Scott saw Star Wars: The Rise of Skywalker and he was a bit disappointed. He thought it was "stitched together" as a story, and he didn't think the Dolby Cinema was as good as he's seen before. He also thought it was too damn loud. The deep black of space was simply missing. So it was disappointing. But he does say that JJ Abrams and his team did a great job incorporating footage of Carrie Fisher that wasn't used in the last two films so that it worked rather seamless. Scott also said that the music was virtually nonstop throughout the entire film.
Alan wants to know more about YouTube TV. Leo says that YouTubeTV is an "over the top" streaming service which offers live streaming of TV programming, including local channels. But he advises that Cord Cutters are now paying almost as much, if not more than when they paid for cable service. But it's mostly ala carte.
David wants to stream music to multiple rooms in his house. MultiRoom music is a challenge because it has to sync from room to room with no latency. But it is doable with Amazon Echo. He can get a dot in each room and add some speakers and it'll work. The Echo is smart enough that he can even command it to play in different rooms as well. The Amazon Echo Input connects to one's own speakers, and right now it's only $10.

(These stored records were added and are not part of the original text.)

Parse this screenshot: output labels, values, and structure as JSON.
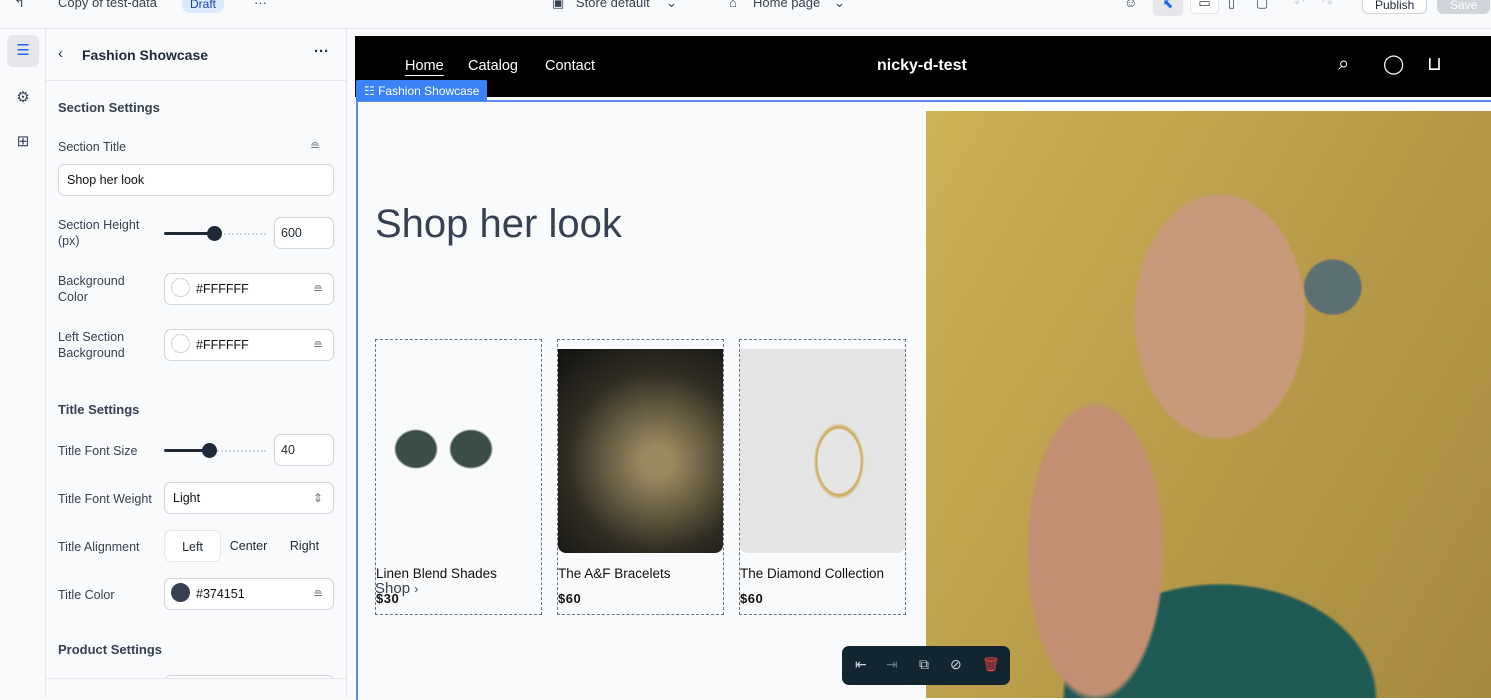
{
  "topbar": {
    "doc_name": "Copy of test-data",
    "status": "Draft",
    "more": "···",
    "store": "Store default",
    "page": "Home page",
    "publish": "Publish",
    "save": "Save"
  },
  "panel": {
    "title": "Fashion Showcase",
    "more": "···",
    "section_settings": "Section Settings",
    "section_title_label": "Section Title",
    "section_title_value": "Shop her look",
    "section_height_label": "Section Height (px)",
    "section_height_value": "600",
    "section_height_fraction": 0.5,
    "bg_color_label": "Background Color",
    "bg_color_value": "#FFFFFF",
    "left_bg_label": "Left Section Background",
    "left_bg_value": "#FFFFFF",
    "title_settings": "Title Settings",
    "title_font_size_label": "Title Font Size",
    "title_font_size_value": "40",
    "title_font_size_fraction": 0.45,
    "title_font_weight_label": "Title Font Weight",
    "title_font_weight_value": "Light",
    "title_alignment_label": "Title Alignment",
    "alignments": [
      "Left",
      "Center",
      "Right"
    ],
    "title_color_label": "Title Color",
    "title_color_value": "#374151",
    "product_settings": "Product Settings"
  },
  "store": {
    "nav": [
      "Home",
      "Catalog",
      "Contact"
    ],
    "brand": "nicky-d-test",
    "section_tag": "Fashion Showcase",
    "heading": "Shop her look",
    "shop_link": "Shop",
    "products": [
      {
        "name": "Linen Blend Shades",
        "price": "$30"
      },
      {
        "name": "The A&F Bracelets",
        "price": "$60"
      },
      {
        "name": "The Diamond Collection",
        "price": "$60"
      }
    ]
  },
  "colors": {
    "accent": "#3b82f6",
    "title": "#374151",
    "delete": "#ef4444"
  }
}
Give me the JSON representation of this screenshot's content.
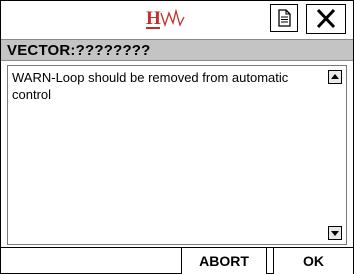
{
  "titlebar": {
    "logo_text": "HW",
    "document_icon": "document-icon",
    "close_icon": "close-icon"
  },
  "header": {
    "title": "VECTOR:????????"
  },
  "message": {
    "text": "WARN-Loop should be removed from automatic control",
    "scroll_up_icon": "scroll-up-arrow-icon",
    "scroll_down_icon": "scroll-down-arrow-icon"
  },
  "buttons": {
    "abort_label": "ABORT",
    "ok_label": "OK"
  },
  "colors": {
    "logo_red": "#c0302a",
    "header_bg": "#c4c4c4"
  }
}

Scott joins Leo to talk about home theater and how well Tuba Christmas went. Scott says they had an audience of over 1,000 this year, and it was a marvelous yuletide celebration. There was even one group that tailgated in the parking lot before the concert.
Scott got an email from a listener about a Sony X900F TV and wants to know if he can improve the picture quality and how. Scott says that there's a new disc from Spiers and Munsel called "UHD-HDR Benchmark." It's a 4K Blu-ray that will enable the user to calibrate and optimize their TV to the best possible performance without having to hire a professional. He also wants to be able to control his TV and his soundbar with the same remote. Scott says that is hard to do since their Sony remote is not a universal remote. Leo says you can maybe turn on CEC and it could control your soundbar.
Black Friday may have passed, but with Cyber Monday just two days away, Scott is back with another round of killer home theater deals. Scott says that Best Buy has been open later this weekend, and the larger TVs are very cheap ... 75" for $750! Unbelievable deals, sure, but Scott warns that you may end up with compromised performance. If you can't really see the difference, it may not have that huge an impact, but to the educated home theater eye, once you learn what to look for, you can't unsee the flaws. So when it comes to BlackFriday deals, sometimes, ignorance is bliss.
Scott joins Leo after a brief bout with Larengitus, to talk with Leo about this year's Black Friday deals. Scott says that while rumors are that Black Friday deals are for products just made for Black Friday, he says that isn't true at all. They are mostly for overstock, last year's models, and even this year's models. Abe's of Maine has killer deals on OLED TVs, including the LG C9, for 52% off. 65" C9 $1750.
In the speaker category, the Sony Core SSCS3 and the CS5 Bookshelf are 50% off at Best Buy. You can even buy a Sony Atmos system for half off. Klipsh is also 50% off.
Gary got a TIVO Bolt six months ago that uses a cable card, but it's now stuck in "guided setup" with his zip being wrong. How can he reset it? Leo suspects that particular Bolt is defective, perhaps with a faulty hard drive. But Leo replaced his, and it's wasn't the hard drive. So the next option is the power supply. But it sounds like the Bolt isn't all that reliable.
But Mike B in the chatroom says that your cable card may not be correctly configured. Go to your cable store and either ask for a new one or repair that card to your account.